Balancing user and robotic control
Brain–machine interfaces can augment human capabilities and restore functions. In the past decade, advances in materials engineering, robotics and machine learning are opening up new possibilities in this area. In work by Katy Z. Zhuang et al. a robotic hand prosthesis is developed that allows not only user-controlled movement but also assisted grasping in a shared control scheme. This is accomplished by first decoding myoelectric signals with a machine learning method to control individual fingers. This proportional control of fine movements is combined with an algorithmic controller to assist stable grasping by maximizing the area of contact between a prosthetic hand and an object.

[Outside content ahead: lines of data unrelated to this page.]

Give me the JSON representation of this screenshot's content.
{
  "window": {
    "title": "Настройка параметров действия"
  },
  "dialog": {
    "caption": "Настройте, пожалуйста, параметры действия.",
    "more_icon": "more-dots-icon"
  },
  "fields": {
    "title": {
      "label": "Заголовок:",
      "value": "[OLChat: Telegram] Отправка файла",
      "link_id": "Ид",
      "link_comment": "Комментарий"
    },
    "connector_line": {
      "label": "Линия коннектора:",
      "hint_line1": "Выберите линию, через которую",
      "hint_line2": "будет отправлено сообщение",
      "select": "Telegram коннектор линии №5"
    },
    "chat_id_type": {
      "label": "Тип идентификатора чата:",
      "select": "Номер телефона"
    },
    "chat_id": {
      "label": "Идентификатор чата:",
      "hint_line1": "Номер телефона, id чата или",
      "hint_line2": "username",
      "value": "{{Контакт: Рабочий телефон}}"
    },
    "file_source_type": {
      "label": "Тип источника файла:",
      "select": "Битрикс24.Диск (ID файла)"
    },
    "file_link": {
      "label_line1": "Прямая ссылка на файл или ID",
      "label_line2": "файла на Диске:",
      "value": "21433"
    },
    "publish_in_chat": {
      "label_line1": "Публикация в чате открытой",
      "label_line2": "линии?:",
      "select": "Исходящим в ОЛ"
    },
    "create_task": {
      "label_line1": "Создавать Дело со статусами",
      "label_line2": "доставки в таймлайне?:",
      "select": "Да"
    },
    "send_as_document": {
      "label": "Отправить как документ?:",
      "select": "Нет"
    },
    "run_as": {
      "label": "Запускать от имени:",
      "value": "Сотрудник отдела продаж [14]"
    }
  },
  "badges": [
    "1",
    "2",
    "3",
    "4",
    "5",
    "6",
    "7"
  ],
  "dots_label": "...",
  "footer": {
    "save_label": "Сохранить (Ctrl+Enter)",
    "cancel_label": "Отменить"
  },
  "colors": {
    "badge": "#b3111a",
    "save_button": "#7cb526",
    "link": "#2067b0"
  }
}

Elsewhere in this issue, Musa Mahmood et al. demonstrate a portable, wireless, flexible scalp electroencephalography system, implementing state-of-the-art flexible electronics approaches and convolutional neural networks for real-time neural signal classification. In our Editorial, we look at some of the history of brain–machine interfaces, going back to Norbert Wiener’s cybernetics.
See Zhuang et al., Mahmood et al. and Editorial